====== INFORMATION SHOWN ======

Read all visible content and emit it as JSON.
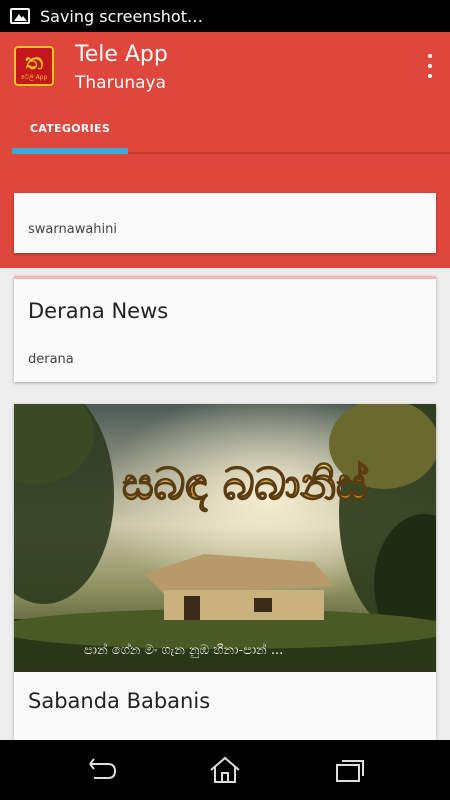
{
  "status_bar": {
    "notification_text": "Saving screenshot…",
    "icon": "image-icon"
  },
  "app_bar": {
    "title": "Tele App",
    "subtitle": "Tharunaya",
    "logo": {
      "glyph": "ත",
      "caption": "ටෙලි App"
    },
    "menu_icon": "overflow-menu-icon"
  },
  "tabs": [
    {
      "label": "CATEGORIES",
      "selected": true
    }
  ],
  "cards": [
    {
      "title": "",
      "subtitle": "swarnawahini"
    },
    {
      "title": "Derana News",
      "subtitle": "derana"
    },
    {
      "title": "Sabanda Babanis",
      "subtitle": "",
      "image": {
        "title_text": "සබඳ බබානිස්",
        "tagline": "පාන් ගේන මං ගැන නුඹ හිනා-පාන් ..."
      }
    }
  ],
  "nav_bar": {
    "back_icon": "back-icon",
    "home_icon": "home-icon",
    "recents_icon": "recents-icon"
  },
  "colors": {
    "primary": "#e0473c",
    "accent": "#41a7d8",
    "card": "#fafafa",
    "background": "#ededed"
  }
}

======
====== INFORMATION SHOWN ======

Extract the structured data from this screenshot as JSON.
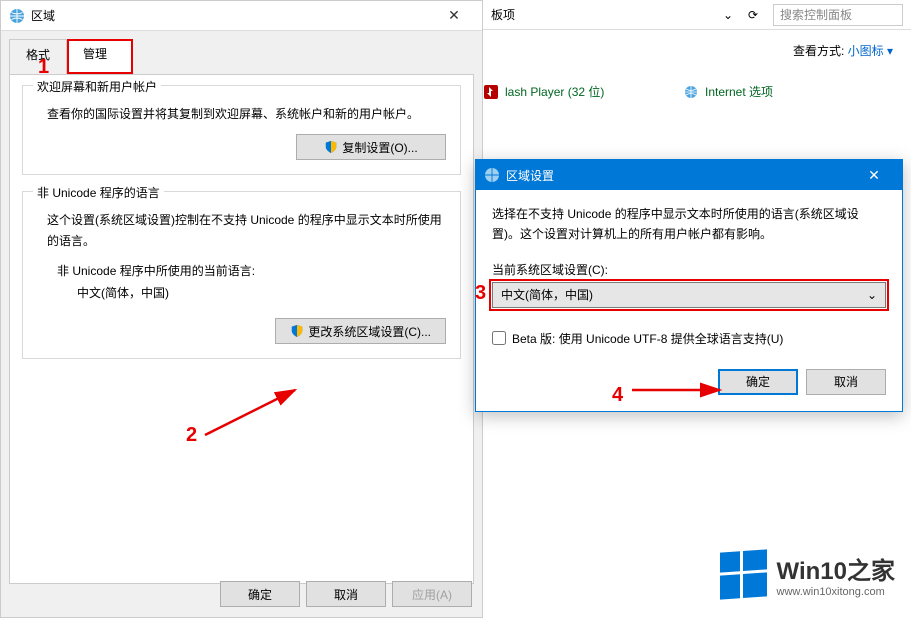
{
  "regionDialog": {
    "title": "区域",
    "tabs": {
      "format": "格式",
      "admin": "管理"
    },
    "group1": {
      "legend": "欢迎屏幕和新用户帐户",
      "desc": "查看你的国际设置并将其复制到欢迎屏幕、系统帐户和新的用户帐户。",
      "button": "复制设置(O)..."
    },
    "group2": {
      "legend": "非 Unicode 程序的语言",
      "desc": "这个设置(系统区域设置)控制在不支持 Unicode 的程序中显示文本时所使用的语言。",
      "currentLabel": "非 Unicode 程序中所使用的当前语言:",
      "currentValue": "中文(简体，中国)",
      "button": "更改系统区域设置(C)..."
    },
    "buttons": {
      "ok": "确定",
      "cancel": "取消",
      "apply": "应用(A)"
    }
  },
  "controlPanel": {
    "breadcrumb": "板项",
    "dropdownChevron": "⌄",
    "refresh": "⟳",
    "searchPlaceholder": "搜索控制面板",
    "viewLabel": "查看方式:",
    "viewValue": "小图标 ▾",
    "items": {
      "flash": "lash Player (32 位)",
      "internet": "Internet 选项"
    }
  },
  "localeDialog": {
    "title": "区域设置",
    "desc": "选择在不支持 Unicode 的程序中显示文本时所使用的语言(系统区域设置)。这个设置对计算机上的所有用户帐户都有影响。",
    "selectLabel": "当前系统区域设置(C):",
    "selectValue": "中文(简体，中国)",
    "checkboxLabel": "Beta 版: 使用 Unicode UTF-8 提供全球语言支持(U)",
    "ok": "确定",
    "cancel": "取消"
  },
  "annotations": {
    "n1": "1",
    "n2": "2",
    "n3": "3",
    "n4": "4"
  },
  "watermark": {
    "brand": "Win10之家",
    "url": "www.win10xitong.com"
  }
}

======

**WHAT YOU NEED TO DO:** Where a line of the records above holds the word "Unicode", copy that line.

**SOLUTION FOR THIS PROBLEM:**
      "legend": "非 Unicode 程序的语言",
      "desc": "这个设置(系统区域设置)控制在不支持 Unicode 的程序中显示文本时所使用的语言。",
      "currentLabel": "非 Unicode 程序中所使用的当前语言:",
    "desc": "选择在不支持 Unicode 的程序中显示文本时所使用的语言(系统区域设置)。这个设置对计算机上的所有用户帐户都有影响。",
    "checkboxLabel": "Beta 版: 使用 Unicode UTF-8 提供全球语言支持(U)",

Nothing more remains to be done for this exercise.